Filter task. Return each line of the material that holds the string "JSON".

Records provided ::
□ □ □ □ □

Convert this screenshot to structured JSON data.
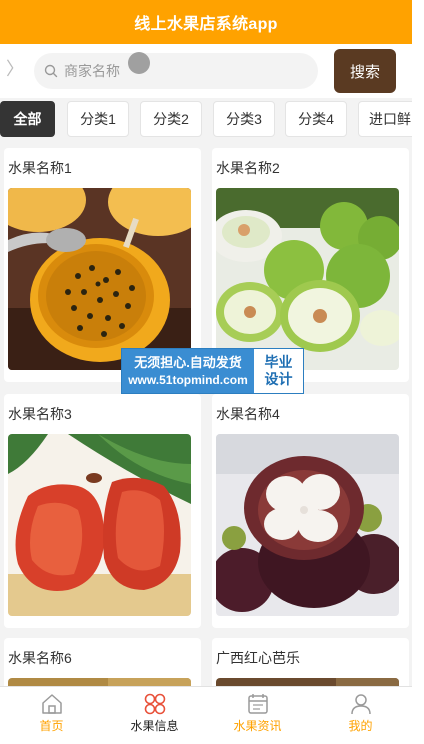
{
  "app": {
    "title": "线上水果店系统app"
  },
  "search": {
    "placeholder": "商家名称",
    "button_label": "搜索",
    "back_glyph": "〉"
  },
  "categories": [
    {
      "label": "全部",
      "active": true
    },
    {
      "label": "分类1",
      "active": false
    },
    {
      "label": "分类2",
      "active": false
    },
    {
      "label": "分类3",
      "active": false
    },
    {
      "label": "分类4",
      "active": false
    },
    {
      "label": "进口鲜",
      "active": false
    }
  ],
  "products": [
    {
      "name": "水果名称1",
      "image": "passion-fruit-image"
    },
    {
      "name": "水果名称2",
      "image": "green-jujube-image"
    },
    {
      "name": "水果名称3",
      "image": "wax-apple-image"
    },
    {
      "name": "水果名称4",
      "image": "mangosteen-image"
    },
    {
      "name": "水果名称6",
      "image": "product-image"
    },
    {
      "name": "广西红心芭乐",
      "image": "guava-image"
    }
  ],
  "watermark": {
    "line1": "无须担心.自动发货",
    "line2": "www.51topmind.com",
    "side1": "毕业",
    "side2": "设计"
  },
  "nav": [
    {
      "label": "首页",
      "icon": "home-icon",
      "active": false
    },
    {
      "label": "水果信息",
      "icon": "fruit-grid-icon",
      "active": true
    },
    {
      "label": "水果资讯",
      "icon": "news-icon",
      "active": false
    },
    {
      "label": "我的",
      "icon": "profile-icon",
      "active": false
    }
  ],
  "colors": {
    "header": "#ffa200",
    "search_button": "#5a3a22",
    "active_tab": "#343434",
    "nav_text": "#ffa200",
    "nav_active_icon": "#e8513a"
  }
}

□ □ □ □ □

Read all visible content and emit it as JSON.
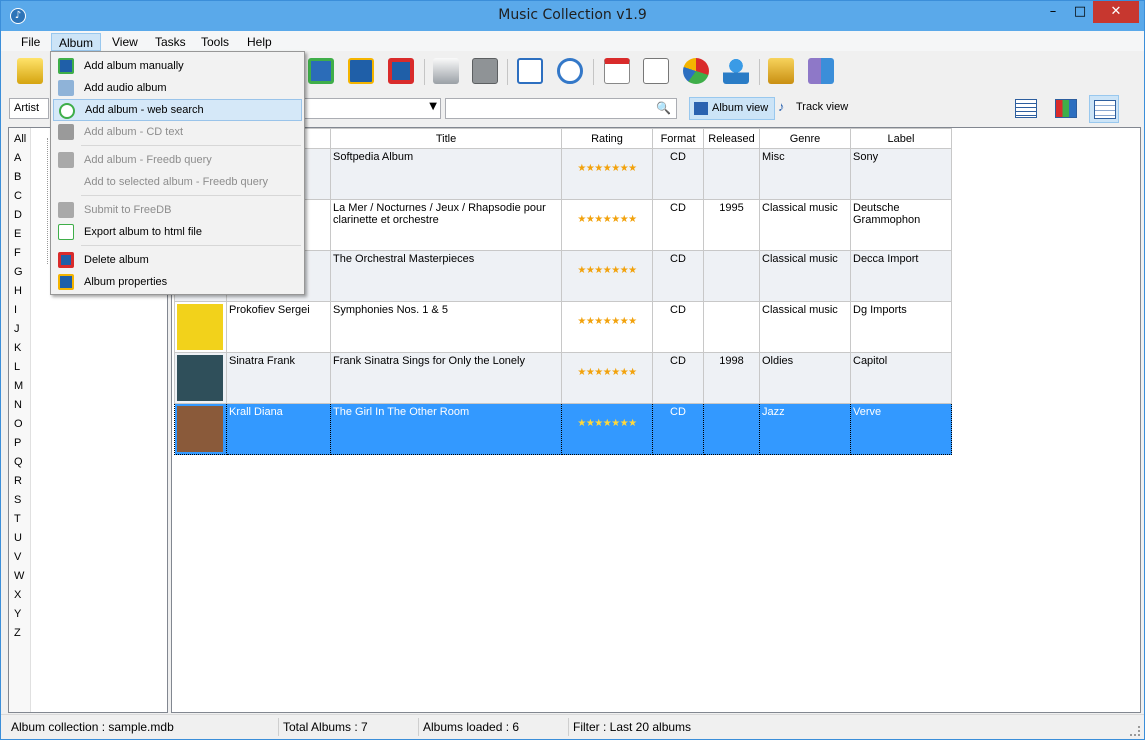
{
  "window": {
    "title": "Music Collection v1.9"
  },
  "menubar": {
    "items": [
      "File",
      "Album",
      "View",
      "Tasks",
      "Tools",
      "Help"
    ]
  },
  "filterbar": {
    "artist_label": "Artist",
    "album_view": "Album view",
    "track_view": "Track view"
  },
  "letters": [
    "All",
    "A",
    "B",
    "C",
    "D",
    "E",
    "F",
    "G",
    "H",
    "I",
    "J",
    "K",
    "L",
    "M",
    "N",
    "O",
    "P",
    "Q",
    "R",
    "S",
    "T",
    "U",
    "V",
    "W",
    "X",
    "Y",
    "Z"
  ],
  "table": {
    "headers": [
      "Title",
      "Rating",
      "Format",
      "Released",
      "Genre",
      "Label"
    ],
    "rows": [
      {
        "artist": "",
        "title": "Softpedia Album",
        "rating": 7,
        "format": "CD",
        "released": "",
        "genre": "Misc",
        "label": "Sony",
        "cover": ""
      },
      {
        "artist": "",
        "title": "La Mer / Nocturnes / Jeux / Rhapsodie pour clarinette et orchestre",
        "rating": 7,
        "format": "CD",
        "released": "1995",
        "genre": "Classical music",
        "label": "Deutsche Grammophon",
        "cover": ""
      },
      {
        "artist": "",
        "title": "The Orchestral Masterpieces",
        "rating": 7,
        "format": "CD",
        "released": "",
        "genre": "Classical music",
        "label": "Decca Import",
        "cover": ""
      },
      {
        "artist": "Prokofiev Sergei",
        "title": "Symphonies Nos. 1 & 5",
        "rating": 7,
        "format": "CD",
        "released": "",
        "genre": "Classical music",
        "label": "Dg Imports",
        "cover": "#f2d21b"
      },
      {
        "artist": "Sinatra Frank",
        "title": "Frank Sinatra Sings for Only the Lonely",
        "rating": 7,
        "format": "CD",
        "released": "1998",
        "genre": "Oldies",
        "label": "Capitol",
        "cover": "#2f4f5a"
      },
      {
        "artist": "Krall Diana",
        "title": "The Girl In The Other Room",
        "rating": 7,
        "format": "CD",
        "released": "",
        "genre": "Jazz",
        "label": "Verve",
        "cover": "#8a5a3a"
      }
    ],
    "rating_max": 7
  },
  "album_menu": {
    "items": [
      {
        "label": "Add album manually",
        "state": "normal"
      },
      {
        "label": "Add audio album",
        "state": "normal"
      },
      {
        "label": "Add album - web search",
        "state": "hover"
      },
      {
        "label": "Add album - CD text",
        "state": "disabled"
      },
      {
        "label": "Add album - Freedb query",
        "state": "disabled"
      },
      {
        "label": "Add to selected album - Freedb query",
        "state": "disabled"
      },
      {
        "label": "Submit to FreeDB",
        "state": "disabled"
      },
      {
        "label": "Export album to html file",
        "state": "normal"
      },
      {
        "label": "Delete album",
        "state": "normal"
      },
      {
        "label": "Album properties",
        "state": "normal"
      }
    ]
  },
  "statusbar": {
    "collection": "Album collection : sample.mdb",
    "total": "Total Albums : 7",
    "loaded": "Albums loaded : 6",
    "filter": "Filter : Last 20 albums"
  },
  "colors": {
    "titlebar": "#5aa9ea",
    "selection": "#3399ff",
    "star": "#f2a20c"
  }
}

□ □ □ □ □

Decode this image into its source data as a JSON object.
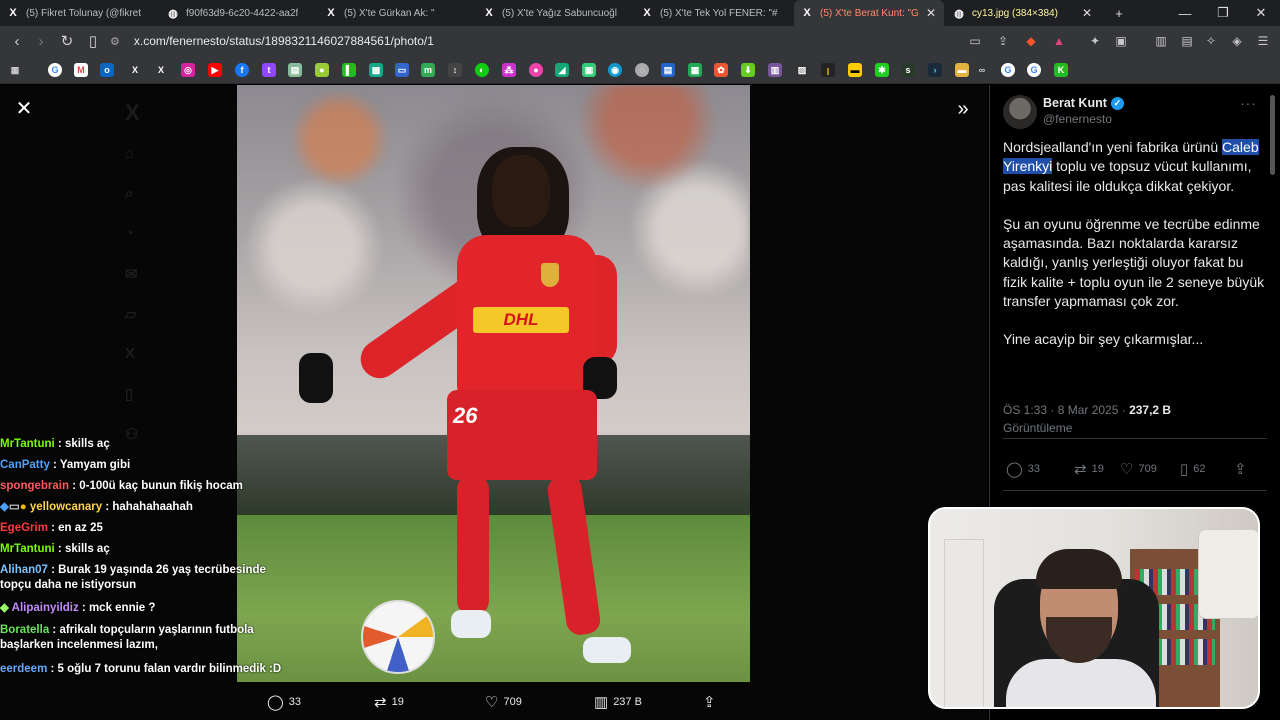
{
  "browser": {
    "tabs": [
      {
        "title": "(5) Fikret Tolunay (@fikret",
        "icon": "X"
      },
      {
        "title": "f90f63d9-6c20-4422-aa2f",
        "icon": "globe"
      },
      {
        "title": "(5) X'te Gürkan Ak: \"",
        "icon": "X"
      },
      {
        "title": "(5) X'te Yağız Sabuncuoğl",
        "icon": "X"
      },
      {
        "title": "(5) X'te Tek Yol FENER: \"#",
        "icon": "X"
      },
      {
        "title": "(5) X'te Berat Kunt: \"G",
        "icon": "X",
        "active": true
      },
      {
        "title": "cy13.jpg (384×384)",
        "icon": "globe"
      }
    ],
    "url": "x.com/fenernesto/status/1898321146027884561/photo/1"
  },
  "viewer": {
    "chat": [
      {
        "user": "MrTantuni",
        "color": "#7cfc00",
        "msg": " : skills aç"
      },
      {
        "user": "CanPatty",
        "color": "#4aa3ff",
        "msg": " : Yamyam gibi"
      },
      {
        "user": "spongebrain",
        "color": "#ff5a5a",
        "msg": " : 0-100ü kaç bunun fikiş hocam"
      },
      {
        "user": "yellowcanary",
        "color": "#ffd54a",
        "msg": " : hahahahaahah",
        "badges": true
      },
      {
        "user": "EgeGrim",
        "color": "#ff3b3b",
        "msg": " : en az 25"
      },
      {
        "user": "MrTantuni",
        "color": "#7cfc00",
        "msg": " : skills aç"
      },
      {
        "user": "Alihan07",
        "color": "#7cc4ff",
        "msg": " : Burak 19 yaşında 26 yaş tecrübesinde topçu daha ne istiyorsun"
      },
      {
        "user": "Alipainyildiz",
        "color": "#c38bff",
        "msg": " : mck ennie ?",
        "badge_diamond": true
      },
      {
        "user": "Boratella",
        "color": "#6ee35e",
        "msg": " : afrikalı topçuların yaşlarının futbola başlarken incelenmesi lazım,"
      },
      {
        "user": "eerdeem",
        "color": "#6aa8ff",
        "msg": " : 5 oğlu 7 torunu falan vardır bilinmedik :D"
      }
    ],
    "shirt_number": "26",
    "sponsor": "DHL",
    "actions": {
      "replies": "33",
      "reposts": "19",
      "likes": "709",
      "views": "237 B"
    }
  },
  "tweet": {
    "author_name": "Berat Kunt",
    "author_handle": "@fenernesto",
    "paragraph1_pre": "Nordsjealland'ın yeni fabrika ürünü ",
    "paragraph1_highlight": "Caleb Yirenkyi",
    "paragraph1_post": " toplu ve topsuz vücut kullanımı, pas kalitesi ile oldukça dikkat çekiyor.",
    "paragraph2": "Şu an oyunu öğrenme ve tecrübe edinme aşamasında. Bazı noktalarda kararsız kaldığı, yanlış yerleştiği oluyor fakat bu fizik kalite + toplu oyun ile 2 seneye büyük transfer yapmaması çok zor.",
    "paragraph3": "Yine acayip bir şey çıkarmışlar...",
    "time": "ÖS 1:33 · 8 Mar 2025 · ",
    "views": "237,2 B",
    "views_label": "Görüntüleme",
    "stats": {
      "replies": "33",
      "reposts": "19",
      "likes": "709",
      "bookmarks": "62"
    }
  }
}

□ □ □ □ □

Written answer ::
Convert this screenshot to structured JSON data.
Read all visible content and emit it as JSON.
Decode this image into its source data as a JSON object.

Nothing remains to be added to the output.